The grain size of silt is smaller than sand. Therefore, silt requires a longer time to be deposited once it has been disturbed. Suspended silt thus affects the visibility of seawater, and may also cover the surfaces of coral reefs. The corals are able to activate their self-protective mechanism when the amount of covering silt is small. However, when the amount exceeds their tolerance threshold, the corals will suffocate and die.

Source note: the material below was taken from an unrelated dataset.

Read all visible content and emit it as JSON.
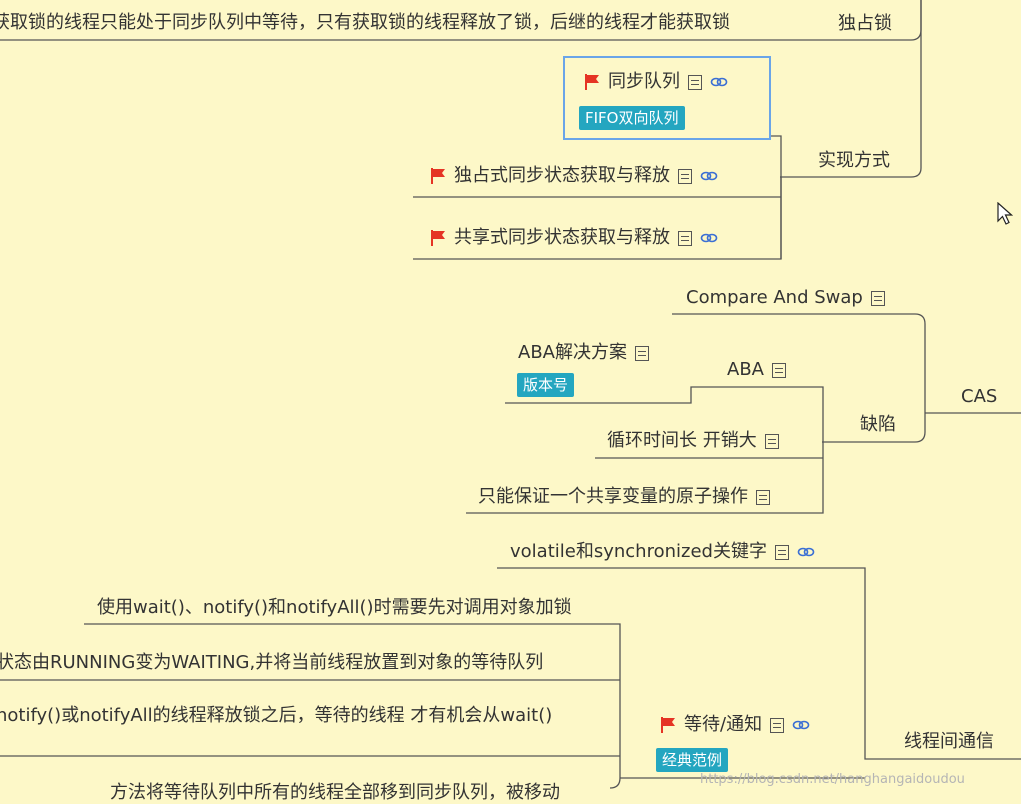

In 2009, Taiwan Power Company (TaiPower) had originally planned to build a coal terminal in Fanzaiao and to retrofit the old coal power plant. This plan was canceled due to protests from local residents, elected representatives, and environmental groups. TaiPower then re-proposed “Alternatives for Shen Ao Retrofit & Expansion Feasibility Study” in 2015. In this plan, TaiPower will build the coal terminal in a CPC Corporation Taiwan owned pier but breakwaters will be built next to Shenao Cape. This development could change local ocean surface currents, and dust and bare soils produced by the construction may indirectly affect surrounding ocean ecosystems.


TaiPower is going to build a 490-meter-long and a 390-meter-long breakwater here. Source:  Our Island Episode 952,Public Television Service

For indicator organisms for overfishing and aquarium fish collecting, both sites had recorded species such as butterflyfish (Chaetodon spp.), grouper (Serranidae) and moray eel (Muraenidae). The population density of butterflyfish is 1.5-3 individuals per 100 m2 with the largest population at FZA 10m; the population density for moray eels ranged from 0-0.75 individuals per 100 m2 with the largest population at CJ 10m. It was surprising to have observed groupers at both sites. Reef Check only records grouper that is larger than 30 cm, because large-sized groupers are rarely found in the ocean due to severe overfishing.

Small amount of sweetlips (Haemulidae) and parrotfish (Scaridae) were observed on site.

As for indicator organisms for overfishing, invertebrates such as the long-spined black sea urchin (Diadema spp.), sea urchin (Hemicentrotus pulcherrimus), and lobsters were observed at both sites. Sea urchin and lobster are rarely spotted because of their high economic values. Additionally, banded coral shrimp (Stenopus hispidus) was spotted at CJ 10m.

Based on the 2018 Reef Check Taiwan, the most effective outcome is achieved when an area is both conserved and a strict ban is enforced. Fanzaiao was declared as a part of Rueifang (瑞芳) conservation area by the New Taipei City Government in 2014. Hence fishing and collecting of coral reef species were regulated accordingly. Chaojing was declared as "Wanghaixiang’s Chao-Jing Bay Resource Conservation Area" (望海巷潮境海灣資源保育區) by the Keelung City Government in 2016. Therefore, no fishing activity was allowed beside the harvesting of edible seaweed.


Underwater cliff with high-density soft corals (Dendronephthya sp.) in Fanzaiao. Photo credits: Tang Ming-Gu

Note: The 2018 Reef Check Taiwan is organized by the Taiwan Environmental Information Association, co-organized by the Wild Bird Society of Taipei Guandu Nature Park, and sponsored by the HSBC Bank (Taiwan).
 
Reef Check is an international non-governmental organization dedicated to the conservation of reef ecosystems of tropical coral reefs and Californian rocky reefs. More information is available at http://www.reefcheck.org

The original article can be found here.

Collaborative with Green News Taiwan

作者

Green News Taiwan

Green News Taiwan aims to enable non-Chinese speaking people around the world to access environmental information on Taiwan.

Green News Taiwan is a cooperate project between TEIA and a group of volunteers committed to the beautiful environment of Taiwan.

Facebook: Green News Taiwan
Email: greennewstaiwan@gmail.com